THE BLOG
12/08/2014 02:45 pm ET Updated Feb 07, 2015

Small Business: The 'Neglected Middle' of Climate Change

One week after graduating college, I started a summer internship at an energy auditing firm in the DC area. On my second day, I asked my boss why the firm never took on small businesses as clients. It was a logical thought in my head: they use energy and there are millions of them! His response was simple.

"They're just too small to be worth anyone's time."

He went on to lecture his naive intern that small businesses don't use enough energy, don't have big enough footprints, and don't care enough about energy efficiency to be worth our or anyone's time.

My boss couldn't have been more wrong.

His response was speaking solely to the financial feasibility of the firm, but it reflects a larger misconception regarding small businesses and climate change.

Individually, a small business might use less energy than a 50-story office building. But cumulatively, small businesses in the U.S. alone contribute roughly $60 billion in annual energy costs and nearly half a billion metric tons of annual carbon emissions each year. That's equivalent to powering half the homes in the U.S. every year. Now consider the number of small businesses across the world, and the environmental impact becomes significant.

So why do we continue to leave the small business community out of the climate change conversation when talking about energy? Why have our small businesses become this "neglected middle," stuck in between our skyscrapers and our homes?

I believe it's because our small businesses are misunderstood, both physically and culturally.

Small businesses are unique, which is one of the reasons why we love our neighborhood coffee shop or boutique retailer so much. But, because they are so unique, they generally don't follow a pattern when it comes to building activity, size, location and even how they use energy from one to the next. This has created a struggle for the industry to create a solution that can address energy efficiency for all types of small businesses. And since it doesn't make financial sense for the private for-profit sector to work with them in most cases (as my old boss pointed out), the result has been a combination of overly generic "green tips" on the Internet and professional solicitors with trust issues.

But we must find a way to do more. We need to include small business as part of the climate change conversation, not only as a contributor, but also as part of the solution.

We need to start by raising awareness: bringing attention to the fact that our local mom and pop shops must be every bit as much a part of this conversation as our skyscrapers and our homes; that the cumulative impact of the small business community is so significant that we must give attention at the individual level.

We must also raise awareness and provide scalable assistance to small business owners themselves. We need to find solutions to assist them in recognizing what they can do to not only reduce their environmental impact, but also decrease their own operational costs and increase profits at the same time.

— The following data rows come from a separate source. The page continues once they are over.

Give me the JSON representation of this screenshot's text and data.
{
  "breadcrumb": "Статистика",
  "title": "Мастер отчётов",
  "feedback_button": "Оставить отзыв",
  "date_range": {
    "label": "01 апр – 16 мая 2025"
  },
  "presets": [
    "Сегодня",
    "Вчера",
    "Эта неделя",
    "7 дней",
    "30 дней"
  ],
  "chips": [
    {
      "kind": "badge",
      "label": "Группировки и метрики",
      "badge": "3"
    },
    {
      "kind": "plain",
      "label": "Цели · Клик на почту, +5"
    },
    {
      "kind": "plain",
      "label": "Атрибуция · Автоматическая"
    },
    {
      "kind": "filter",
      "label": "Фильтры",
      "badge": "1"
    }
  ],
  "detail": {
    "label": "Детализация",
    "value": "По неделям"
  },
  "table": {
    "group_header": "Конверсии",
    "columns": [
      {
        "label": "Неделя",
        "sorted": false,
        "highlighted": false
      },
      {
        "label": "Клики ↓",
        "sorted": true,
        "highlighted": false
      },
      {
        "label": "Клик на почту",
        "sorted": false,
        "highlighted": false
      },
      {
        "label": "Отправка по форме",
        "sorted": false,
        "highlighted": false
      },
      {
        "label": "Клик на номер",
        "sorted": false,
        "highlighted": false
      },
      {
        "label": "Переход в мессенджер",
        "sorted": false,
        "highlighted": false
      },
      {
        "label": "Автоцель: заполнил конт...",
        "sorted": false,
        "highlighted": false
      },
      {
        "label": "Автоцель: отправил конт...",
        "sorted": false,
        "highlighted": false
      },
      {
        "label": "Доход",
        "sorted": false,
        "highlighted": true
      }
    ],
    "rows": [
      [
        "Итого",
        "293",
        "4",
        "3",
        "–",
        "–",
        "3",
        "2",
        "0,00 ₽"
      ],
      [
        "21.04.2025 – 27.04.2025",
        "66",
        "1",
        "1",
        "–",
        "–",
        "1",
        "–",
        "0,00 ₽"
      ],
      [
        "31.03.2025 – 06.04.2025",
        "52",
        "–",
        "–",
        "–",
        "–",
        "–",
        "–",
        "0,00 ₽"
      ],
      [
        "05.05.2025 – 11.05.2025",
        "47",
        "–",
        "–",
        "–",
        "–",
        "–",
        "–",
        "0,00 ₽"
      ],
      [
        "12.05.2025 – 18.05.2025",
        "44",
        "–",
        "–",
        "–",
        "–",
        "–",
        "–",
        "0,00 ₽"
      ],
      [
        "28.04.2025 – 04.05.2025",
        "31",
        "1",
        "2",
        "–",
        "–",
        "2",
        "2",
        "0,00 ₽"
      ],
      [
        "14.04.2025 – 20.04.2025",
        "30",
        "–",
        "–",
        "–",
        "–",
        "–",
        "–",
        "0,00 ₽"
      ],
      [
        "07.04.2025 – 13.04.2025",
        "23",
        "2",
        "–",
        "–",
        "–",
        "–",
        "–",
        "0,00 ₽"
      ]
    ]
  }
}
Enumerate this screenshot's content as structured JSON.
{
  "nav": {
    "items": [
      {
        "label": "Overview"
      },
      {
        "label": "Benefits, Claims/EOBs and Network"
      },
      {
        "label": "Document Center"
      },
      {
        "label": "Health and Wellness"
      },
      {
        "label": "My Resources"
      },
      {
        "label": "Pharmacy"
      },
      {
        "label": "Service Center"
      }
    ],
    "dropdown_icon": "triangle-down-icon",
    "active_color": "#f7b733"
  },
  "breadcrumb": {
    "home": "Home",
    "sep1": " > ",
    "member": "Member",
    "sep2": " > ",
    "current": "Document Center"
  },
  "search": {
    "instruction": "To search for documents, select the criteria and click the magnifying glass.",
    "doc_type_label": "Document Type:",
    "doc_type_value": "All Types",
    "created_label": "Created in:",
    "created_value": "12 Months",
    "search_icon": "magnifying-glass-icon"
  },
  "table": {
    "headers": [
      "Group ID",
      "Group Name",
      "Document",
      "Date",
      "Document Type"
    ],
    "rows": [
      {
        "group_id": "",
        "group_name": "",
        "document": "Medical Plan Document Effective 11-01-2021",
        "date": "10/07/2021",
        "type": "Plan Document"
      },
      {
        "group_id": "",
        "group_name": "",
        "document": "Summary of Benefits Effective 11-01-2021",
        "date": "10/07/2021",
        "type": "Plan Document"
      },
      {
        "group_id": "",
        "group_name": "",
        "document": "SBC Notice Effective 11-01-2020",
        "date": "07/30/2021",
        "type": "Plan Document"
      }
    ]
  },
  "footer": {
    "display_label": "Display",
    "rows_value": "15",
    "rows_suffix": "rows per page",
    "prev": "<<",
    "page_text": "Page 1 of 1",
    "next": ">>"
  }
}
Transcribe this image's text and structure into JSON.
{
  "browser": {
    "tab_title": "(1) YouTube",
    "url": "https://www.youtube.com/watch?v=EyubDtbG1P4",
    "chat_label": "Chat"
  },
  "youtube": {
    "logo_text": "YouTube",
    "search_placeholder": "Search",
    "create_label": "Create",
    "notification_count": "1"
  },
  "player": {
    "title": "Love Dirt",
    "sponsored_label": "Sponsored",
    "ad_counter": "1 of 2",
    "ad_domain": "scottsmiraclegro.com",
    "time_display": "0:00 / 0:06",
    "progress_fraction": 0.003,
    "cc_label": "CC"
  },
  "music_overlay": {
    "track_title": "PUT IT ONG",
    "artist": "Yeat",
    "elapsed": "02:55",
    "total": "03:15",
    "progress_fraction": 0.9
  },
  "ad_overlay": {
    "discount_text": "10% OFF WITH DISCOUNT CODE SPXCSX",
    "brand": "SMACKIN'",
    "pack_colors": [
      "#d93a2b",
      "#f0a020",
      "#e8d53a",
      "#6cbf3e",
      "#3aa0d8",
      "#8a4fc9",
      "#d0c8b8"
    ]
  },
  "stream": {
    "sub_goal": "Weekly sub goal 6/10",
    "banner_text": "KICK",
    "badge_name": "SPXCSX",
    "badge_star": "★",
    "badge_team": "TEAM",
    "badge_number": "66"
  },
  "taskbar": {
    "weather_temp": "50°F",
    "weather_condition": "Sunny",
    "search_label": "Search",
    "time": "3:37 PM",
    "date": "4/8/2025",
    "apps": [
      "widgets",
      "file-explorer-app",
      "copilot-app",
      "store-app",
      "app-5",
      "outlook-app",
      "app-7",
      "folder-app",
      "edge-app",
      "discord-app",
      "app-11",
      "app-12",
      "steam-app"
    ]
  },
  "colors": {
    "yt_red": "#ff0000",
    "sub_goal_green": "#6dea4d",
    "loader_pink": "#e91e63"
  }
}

The truth is not all small businesses might be concerned with climate change. But they're all concerned about the success of their business. In fact, most small business owners are already feeling the effect of rising energy costs, either by raising their own prices or changing their hiring plans. We need to recognize that financial longevity is the primary business motivator and foster that to drive urgent change on an environmental level. Because when it comes to business, energy efficiency isn't about "green business," it's about "smart business."

We need to begin looking at this "neglected middle" not as a challenge, but as an opportunity. With more attention and action being deployed on the local and state level, including energy policy and sustainability outreach programs, small businesses could serve to push community-level initiatives even further. Our local businesses are such an integral part of our communities. They often drive culture in the community and can be an influencer on community members. By assisting them to drive positive change in environmental sustainability and energy efficiency, it could have a ripple effect throughout the rest of the community.

Small businesses power this country. It's time that we help them use their own power more efficiently and harness their potential to drive a cumulative, global impact on climate change. We already "shop small" -- it's time that we start to "save small," too.